The Quirky World of Executive Blogs
My wife, Peggy, and I regularly shop at Whole Foods. I was interested to note last February that the company was about to acquire a rival, Wild Oats, for $565 million. The story entered my archive and languished.
During this past couple of weeks a story has broken that a long-time blogger—writing under the handle of “Rahodeb”—had been saying very positive things about Whole Foods and roundly dumping on Wild Oats—its management and the value of its stock.
It turned out that “Rahodeb” was an anagram for Deborah, the wife of Whole Foods CEO John Mackey, and that the mystery blogger was Mackey himself.
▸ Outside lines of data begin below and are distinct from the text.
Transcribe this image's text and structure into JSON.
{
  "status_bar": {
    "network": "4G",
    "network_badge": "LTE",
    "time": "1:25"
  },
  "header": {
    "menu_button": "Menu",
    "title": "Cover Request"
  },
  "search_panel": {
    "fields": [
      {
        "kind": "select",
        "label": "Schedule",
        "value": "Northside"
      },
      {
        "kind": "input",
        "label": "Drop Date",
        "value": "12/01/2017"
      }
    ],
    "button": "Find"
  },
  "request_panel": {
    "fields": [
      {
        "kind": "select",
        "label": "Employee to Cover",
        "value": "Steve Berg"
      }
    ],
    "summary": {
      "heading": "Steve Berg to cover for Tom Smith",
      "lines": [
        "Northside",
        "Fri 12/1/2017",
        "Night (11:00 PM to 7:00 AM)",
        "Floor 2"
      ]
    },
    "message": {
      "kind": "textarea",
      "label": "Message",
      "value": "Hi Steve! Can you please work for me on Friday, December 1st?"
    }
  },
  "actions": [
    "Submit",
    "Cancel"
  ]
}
The FTC got wind of this and filed a complaint alleging that Mackey’s blog may have depressed the stock of Wild Oats, possibly giving him an unfair price advantage on the sale. Mackey is in deep doo-doo.
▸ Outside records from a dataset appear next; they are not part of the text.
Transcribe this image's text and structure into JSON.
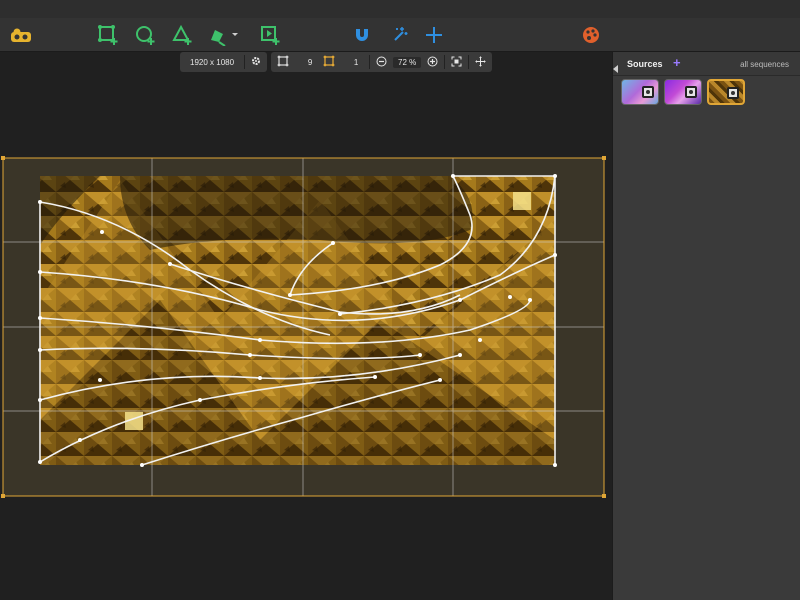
{
  "toolbar": {
    "tools": [
      {
        "name": "logo-icon",
        "color": "#e6b32e"
      },
      {
        "name": "add-quad-icon",
        "color": "#3ec26b"
      },
      {
        "name": "add-circle-icon",
        "color": "#3ec26b"
      },
      {
        "name": "add-triangle-icon",
        "color": "#3ec26b"
      },
      {
        "name": "pen-tool-icon",
        "color": "#3ec26b"
      },
      {
        "name": "add-video-surface-icon",
        "color": "#3ec26b"
      },
      {
        "name": "magnet-icon",
        "color": "#2f8fe0"
      },
      {
        "name": "magic-wand-icon",
        "color": "#2f8fe0"
      },
      {
        "name": "crosshair-icon",
        "color": "#2f8fe0"
      },
      {
        "name": "palette-icon",
        "color": "#e0602c"
      }
    ]
  },
  "subtoolbar": {
    "resolution": "1920 x 1080",
    "grid_columns": "9",
    "grid_rows": "1",
    "zoom": "72 %"
  },
  "canvas": {
    "selection_color": "#e0a636",
    "grid_color": "#cfcfcf"
  },
  "sources": {
    "title": "Sources",
    "add_label": "+",
    "filter_label": "all sequences",
    "items": [
      {
        "name": "source-thumb-1",
        "selected": false
      },
      {
        "name": "source-thumb-2",
        "selected": false
      },
      {
        "name": "source-thumb-3",
        "selected": true
      }
    ]
  }
}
One of The Wall Street Journal’s many stories that featured Mackey described how CEOs of publicly- and privately-held corporations have become bloggers. Listed were 12 such blogs.
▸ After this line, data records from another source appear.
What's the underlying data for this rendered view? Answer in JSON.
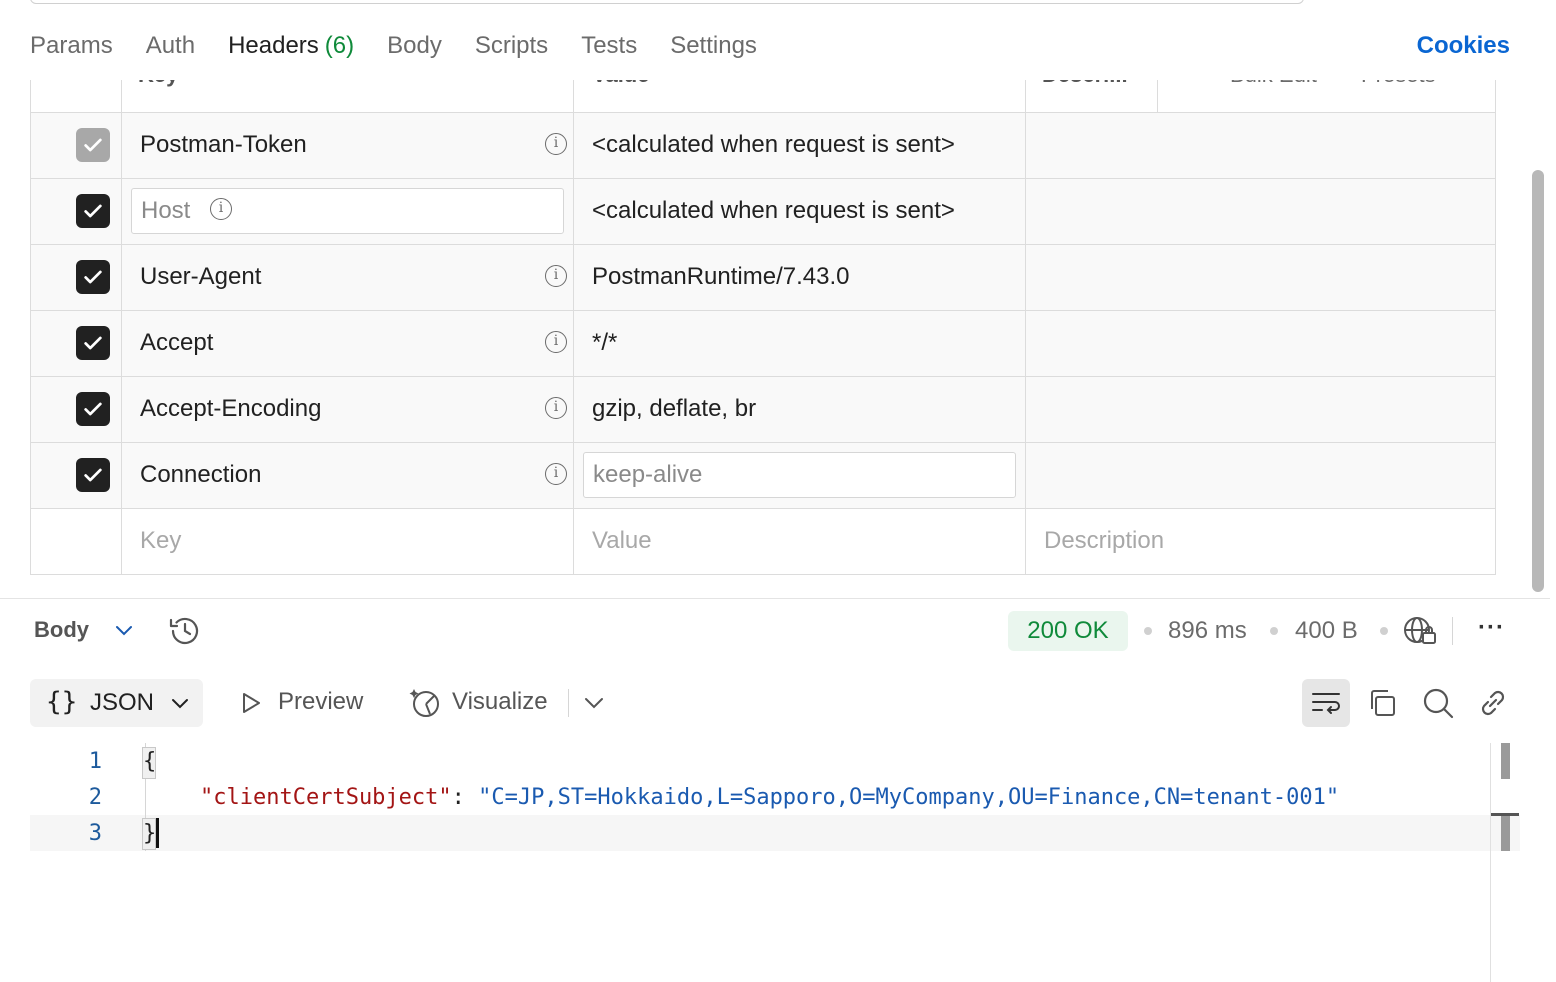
{
  "tabs": [
    {
      "label": "Params"
    },
    {
      "label": "Auth"
    },
    {
      "label": "Headers",
      "count": "(6)",
      "active": true
    },
    {
      "label": "Body"
    },
    {
      "label": "Scripts"
    },
    {
      "label": "Tests"
    },
    {
      "label": "Settings"
    }
  ],
  "cookies_label": "Cookies",
  "table": {
    "columns": {
      "key": "Key",
      "value": "Value",
      "description": "Descri...",
      "bulk_edit": "Bulk Edit",
      "presets": "Presets"
    },
    "rows": [
      {
        "key": "Postman-Token",
        "value": "<calculated when request is sent>",
        "checked": true,
        "disabled": true
      },
      {
        "key": "Host",
        "value": "<calculated when request is sent>",
        "checked": true
      },
      {
        "key": "User-Agent",
        "value": "PostmanRuntime/7.43.0",
        "checked": true
      },
      {
        "key": "Accept",
        "value": "*/*",
        "checked": true
      },
      {
        "key": "Accept-Encoding",
        "value": "gzip, deflate, br",
        "checked": true
      },
      {
        "key": "Connection",
        "value": "keep-alive",
        "checked": true
      }
    ],
    "new_row": {
      "key_placeholder": "Key",
      "value_placeholder": "Value",
      "description_placeholder": "Description"
    }
  },
  "response": {
    "section_label": "Body",
    "status": "200 OK",
    "time": "896 ms",
    "size": "400 B",
    "format": "JSON",
    "preview_label": "Preview",
    "visualize_label": "Visualize",
    "code": {
      "line_numbers": [
        "1",
        "2",
        "3"
      ],
      "open_brace": "{",
      "key": "\"clientCertSubject\"",
      "colon": ": ",
      "value": "\"C=JP,ST=Hokkaido,L=Sapporo,O=MyCompany,OU=Finance,CN=tenant-001\"",
      "close_brace": "}"
    }
  },
  "colors": {
    "accent": "#ff6c37",
    "link": "#0a66d2",
    "success": "#0f8a3a",
    "json_key": "#a31515",
    "json_string": "#1a5ab0"
  }
}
I decided to see what this blue ribbon group of a dozen worthies had to say.
It turns out they comprise (in my opinion) the same mix as we ordinary folks—some serious, some boring, some ego-driven and one certified whack job.*
* whack job: A complete loon-ball. A crazy person. Nut-Job.
The Business of Blogging
Six days ago, The Wall Street Journal announced the 10th anniversary of Weblogs, a term coined by John Barger in January 1997. The following April, programmer Peter Merholz shortened “Weblogs” to “blogs.”
Go to blog central—Technorati.com—and you will discover that it is “Currently tracking 92.6 million blogs and over 250 million pieces of tagged social media,” which I find staggering.
In my files are myriad stories about blogs: Are bloggers legitimate journalists? Plagiarism is rampant in the blogosphere. People get hired and fired because of their blogs. Blogs and free speech, blog ethics, blogs as promotional vehicles, and much more.
- Alicia Dorset
- Bill Marriott
- Bob Lutz Answers More FastLane Questions
- Calais-Dover Cable
- Dear David Neeleman
- Dick Edelman
- John Barger
- John Mackey
- Jonathan Schwartz
- K.V. Kamath
- Michael S. Hyatt
- Mike Mike Critelli
- Nick Jacobs
- Paul Julius Reuter
- Paul Levy
- Peter Merholz
- Richard Edelman
- Tom Glocer